As we have seen, the status of a worker as either an independent contractor or an employee must be determined accurately in order to ensure that workers and businesses can anticipate and meet their tax responsibilities. Businesses decide whether to hire employees or independent contractors depending on individual needs, customer expectations, and worker availability. Either worker classification – independent contractor or employee – can be a valid and appropriate business choice. Whatever the choice, the classification of a worker must be correct and this is something that the IRS takes seriously.

 

Work Classification Challenges by IRS

The majority of classifications of workers are not challenged by the IRS. However, when IRS reclassifications are made, it can result in the assessment of significant employment tax liabilities. Congress recognized this in 1978 and passed Section 530 of the Revenue Act of 1978. Section 530 provides businesses with relief from federal employment tax obligations if certain requirements are met. It terminates the business’s, but not the worker’s, liability for the following employment taxes: federal income tax withholding, Social Security and Medicare taxes (FICA), and Federal Unemployment Tax (FUTA). It also means the business is not required to pay any interest or penalties resulting from the liability for employment taxes.

Information on Section 530 relief can be found in Publication 1976 (PDF), titled Section 530 Relief Requirements. This publication is on the IRS Web site.

 

Section 530 Relief Requirements for Worker Classification

Now let’s take a few minutes to address the application of Section 530 of the Revenue Act of 1978. In certain circumstances, Section 530 can relieve businesses of employment tax liability resulting from worker misclassification, but the business must meet specific requirements under the law.

The business must meet the following three requirements to receive relief under Section 530:

  • Reporting consistency
  • Substantive consistency, and
  • Reasonable basis

The business must meet ALL three tests.  Meeting these three tests means that the business will not owe employment taxes for the workers in question. If these tests are not met by an employer, there could be special taxes owed.

 

IRS consistency tests

The business must demonstrate two types of consistency:

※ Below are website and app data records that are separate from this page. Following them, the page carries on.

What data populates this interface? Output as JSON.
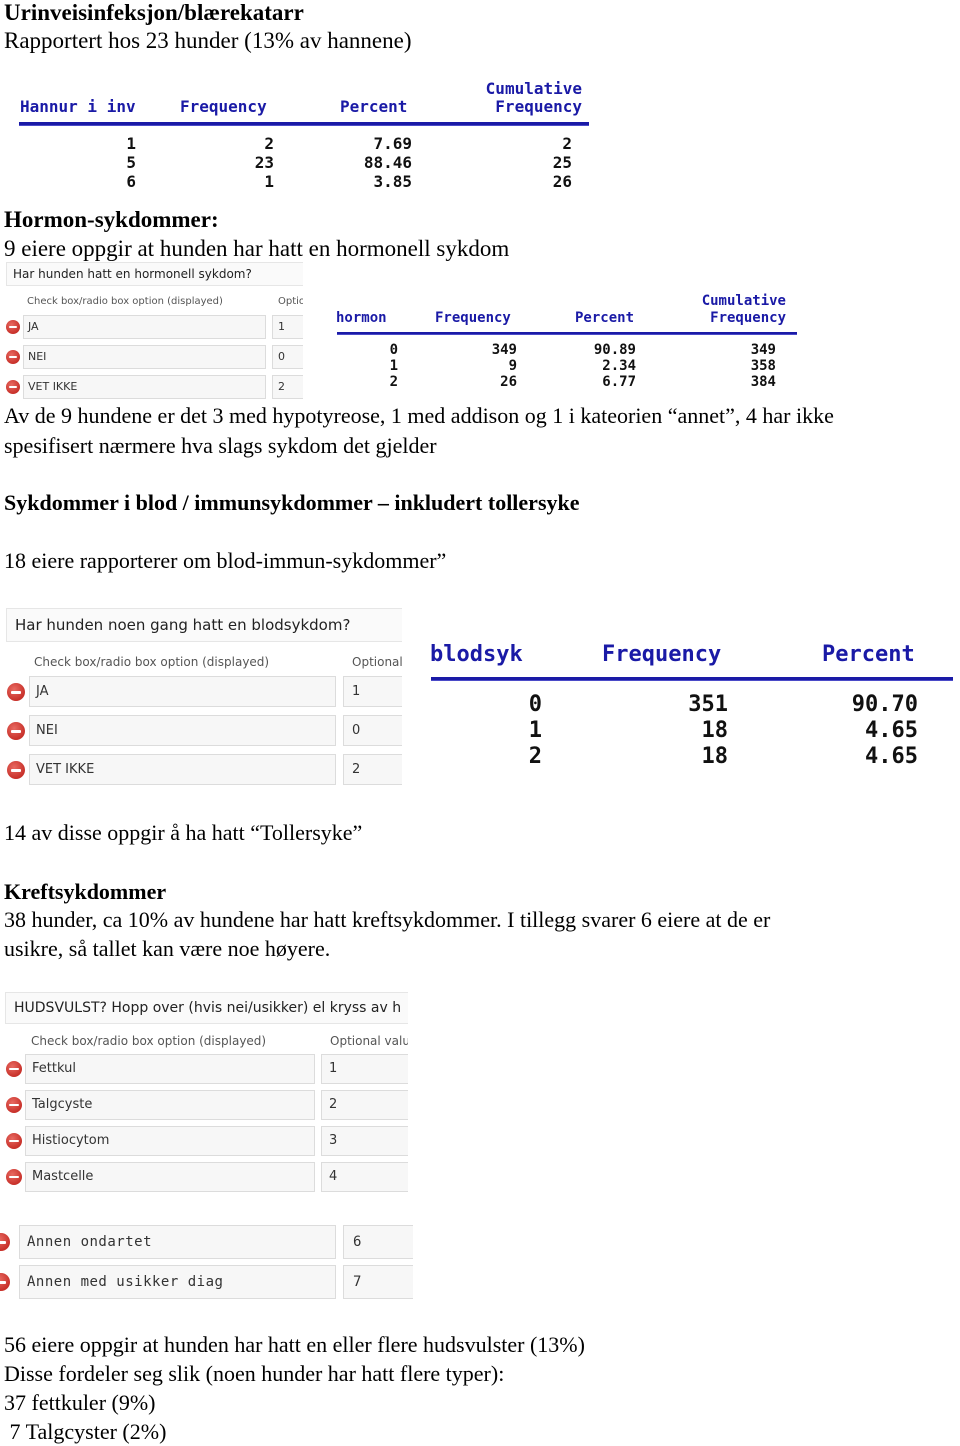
{
  "urinary": {
    "title": "Urinveisinfeksjon/blærekatarr",
    "subtitle": "Rapportert hos 23 hunder (13% av hannene)",
    "table": {
      "headers": [
        "Hannur i inv",
        "Frequency",
        "Percent",
        "Cumulative",
        "Frequency"
      ],
      "rows": [
        {
          "value": "1",
          "frequency": "2",
          "percent": "7.69",
          "cumulative": "2"
        },
        {
          "value": "5",
          "frequency": "23",
          "percent": "88.46",
          "cumulative": "25"
        },
        {
          "value": "6",
          "frequency": "1",
          "percent": "3.85",
          "cumulative": "26"
        }
      ]
    }
  },
  "hormone": {
    "title": "Hormon-sykdommer:",
    "subtitle": "9 eiere oppgir at hunden har hatt en hormonell sykdom",
    "form": {
      "question": "Har hunden hatt en hormonell sykdom?",
      "col_option": "Check box/radio box option (displayed)",
      "col_value": "Optio",
      "options": [
        {
          "label": "JA",
          "value": "1"
        },
        {
          "label": "NEI",
          "value": "0"
        },
        {
          "label": "VET IKKE",
          "value": "2"
        }
      ]
    },
    "table": {
      "headers": [
        "hormon",
        "Frequency",
        "Percent",
        "Cumulative",
        "Frequency"
      ],
      "rows": [
        {
          "value": "0",
          "frequency": "349",
          "percent": "90.89",
          "cumulative": "349"
        },
        {
          "value": "1",
          "frequency": "9",
          "percent": "2.34",
          "cumulative": "358"
        },
        {
          "value": "2",
          "frequency": "26",
          "percent": "6.77",
          "cumulative": "384"
        }
      ]
    },
    "detail_line1": "Av de 9 hundene er det 3 med hypotyreose, 1 med addison og 1 i kateorien “annet”, 4 har ikke",
    "detail_line2": "spesifisert nærmere hva slags sykdom det gjelder"
  },
  "blood": {
    "title": "Sykdommer i blod / immunsykdommer – inkludert tollersyke",
    "subtitle": "18 eiere rapporterer om blod-immun-sykdommer”",
    "form": {
      "question": "Har hunden noen gang hatt en blodsykdom?",
      "col_option": "Check box/radio box option (displayed)",
      "col_value": "Optional",
      "options": [
        {
          "label": "JA",
          "value": "1"
        },
        {
          "label": "NEI",
          "value": "0"
        },
        {
          "label": "VET IKKE",
          "value": "2"
        }
      ]
    },
    "table": {
      "headers": [
        "blodsyk",
        "Frequency",
        "Percent"
      ],
      "rows": [
        {
          "value": "0",
          "frequency": "351",
          "percent": "90.70"
        },
        {
          "value": "1",
          "frequency": "18",
          "percent": "4.65"
        },
        {
          "value": "2",
          "frequency": "18",
          "percent": "4.65"
        }
      ]
    },
    "toller_note": "14 av disse oppgir å ha hatt “Tollersyke”"
  },
  "cancer": {
    "title": "Kreftsykdommer",
    "line1": "38 hunder, ca 10% av hundene har hatt kreftsykdommer. I tillegg svarer 6 eiere at de er",
    "line2": "usikre, så tallet kan være noe høyere.",
    "form": {
      "question": "HUDSVULST? Hopp over (hvis nei/usikker) el kryss av h",
      "col_option": "Check box/radio box option (displayed)",
      "col_value": "Optional value",
      "options": [
        {
          "label": "Fettkul",
          "value": "1"
        },
        {
          "label": "Talgcyste",
          "value": "2"
        },
        {
          "label": "Histiocytom",
          "value": "3"
        },
        {
          "label": "Mastcelle",
          "value": "4"
        }
      ],
      "options_more": [
        {
          "label": "Annen ondartet",
          "value": "6"
        },
        {
          "label": "Annen med usikker diag",
          "value": "7"
        }
      ]
    },
    "summary": [
      "56 eiere oppgir at hunden har hatt en eller flere hudsvulster (13%)",
      "Disse fordeler seg slik (noen hunder har hatt flere typer):",
      "37 fettkuler (9%)",
      " 7 Talgcyster (2%)"
    ]
  }
}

  1. First, the business must treat all workers in similar positions the same. This is called substantive consistency. The business (and any predecessor business) must not have treated the workers, or any similar workers, as employees. If you treated similar workers as employees, this relief provision is not available. In other words, treatment of the workers must be consistent with the position that they were not employees. For example, if the business treated a worker as an independent contractor, it must treat all workers in a similar position as independent contractors. Let’s say a business employed 20 workers performing the same duties under the same direction and control, and treated 15 as employees and 5 as independent contractors. In this scenario, the substantive consistency test would not be met.
  2. Second, the business must file all required federal tax returns on a consistent basis. This is called reporting consistency. This means that if a business believes a particular worker or group of workers are properly classified as independent contractors, then the business must demonstrate to the IRS that they have been filing the required forms – for example, Form 1099-MISC – for those independent contractors.

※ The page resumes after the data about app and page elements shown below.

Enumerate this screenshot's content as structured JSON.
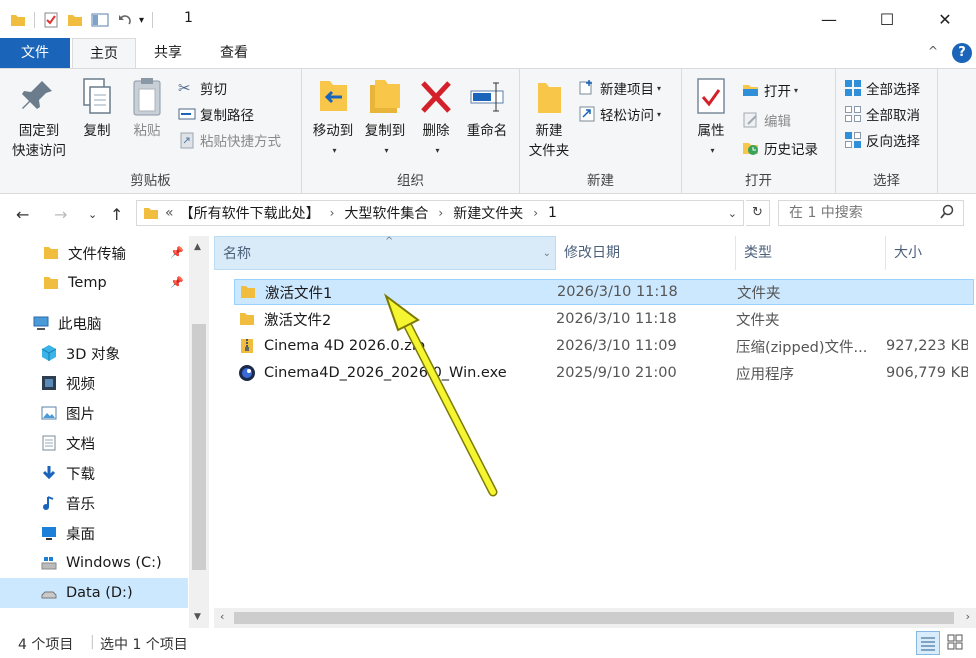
{
  "window": {
    "title": "1",
    "minimize": "—",
    "maximize": "☐",
    "close": "✕"
  },
  "tabs": {
    "file": "文件",
    "home": "主页",
    "share": "共享",
    "view": "查看",
    "help": "?",
    "collapse": "^"
  },
  "ribbon": {
    "clipboard": {
      "label": "剪贴板",
      "pin": "固定到\n快速访问",
      "pin1": "固定到",
      "pin2": "快速访问",
      "copy": "复制",
      "paste": "粘贴",
      "cut": "剪切",
      "copy_path": "复制路径",
      "paste_shortcut": "粘贴快捷方式"
    },
    "organize": {
      "label": "组织",
      "move_to": "移动到",
      "copy_to": "复制到",
      "delete": "删除",
      "rename": "重命名"
    },
    "new": {
      "label": "新建",
      "new_folder1": "新建",
      "new_folder2": "文件夹",
      "new_item": "新建项目",
      "easy_access": "轻松访问"
    },
    "open": {
      "label": "打开",
      "properties": "属性",
      "open": "打开",
      "edit": "编辑",
      "history": "历史记录"
    },
    "select": {
      "label": "选择",
      "select_all": "全部选择",
      "select_none": "全部取消",
      "invert": "反向选择"
    }
  },
  "address": {
    "overflow": "«",
    "crumbs": [
      "【所有软件下载此处】",
      "大型软件集合",
      "新建文件夹",
      "1"
    ],
    "search_placeholder": "在 1 中搜索"
  },
  "nav": {
    "items": [
      {
        "label": "文件传输",
        "pinned": true
      },
      {
        "label": "Temp",
        "pinned": true
      },
      {
        "label": "此电脑"
      },
      {
        "label": "3D 对象"
      },
      {
        "label": "视频"
      },
      {
        "label": "图片"
      },
      {
        "label": "文档"
      },
      {
        "label": "下载"
      },
      {
        "label": "音乐"
      },
      {
        "label": "桌面"
      },
      {
        "label": "Windows (C:)"
      },
      {
        "label": "Data (D:)",
        "selected": true
      }
    ]
  },
  "columns": {
    "name": "名称",
    "date": "修改日期",
    "type": "类型",
    "size": "大小"
  },
  "files": [
    {
      "name": "激活文件1",
      "date": "2026/3/10 11:18",
      "type": "文件夹",
      "size": "",
      "icon": "folder-icon",
      "selected": true
    },
    {
      "name": "激活文件2",
      "date": "2026/3/10 11:18",
      "type": "文件夹",
      "size": "",
      "icon": "folder-icon"
    },
    {
      "name": "Cinema 4D 2026.0.zip",
      "date": "2026/3/10 11:09",
      "type": "压缩(zipped)文件...",
      "size": "927,223 KB",
      "icon": "zip-icon"
    },
    {
      "name": "Cinema4D_2026_2026.0_Win.exe",
      "date": "2025/9/10 21:00",
      "type": "应用程序",
      "size": "906,779 KB",
      "icon": "exe-icon"
    }
  ],
  "status": {
    "count": "4 个项目",
    "selected": "选中 1 个项目"
  },
  "colors": {
    "accent": "#1a65b9",
    "selection": "#cce8ff",
    "folder": "#f8c74a",
    "annotation_arrow": "#f5f532"
  }
}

Relief is not available for any year the business did not file the required Forms 1099-MISC. If they filed the required Forms 1099-MISC for some workers, but not for others, relief is only available for the workers for whom the 1099-MISC was filed.

 

Section 530 – Reasonable Basis

In addition to meeting both consistency tests, the business must also have a reasonable basis for not treating the workers as employees. To establish that you had a reasonable basis for not treating the workers as employees, you can show that:

  • You reasonably relied on a court case about federal taxes or a ruling issued to you by the IRS; or
  • Your employment tax liabilities were audited by the IRS at a time when you treated similar workers as independent contractors and we did not reclassify those workers as employees; or
  • You treated the workers as independent contractors because you knew that was how a significant segment of your industry treated similar workers; or
  • You relied on some other reasonable basis. For example, you relied on the written advice of a business lawyer or accountant who knew the facts about your business.

 

What happens if worker is classified?

It is the position of the IRS that the judicial precedent relied upon must have been in existence at the time you made the decision to treat the workers as independent contractors. Additionally, if you are relying on industry practice, you will need to show that you knew, at the time you began treating your workers as independent contractors, that this was the industry practice – for example, a survey of the industry prior to your treatment.

If you did not have a reasonable basis for treating the workers as independent contractors, you do not meet the relief requirements.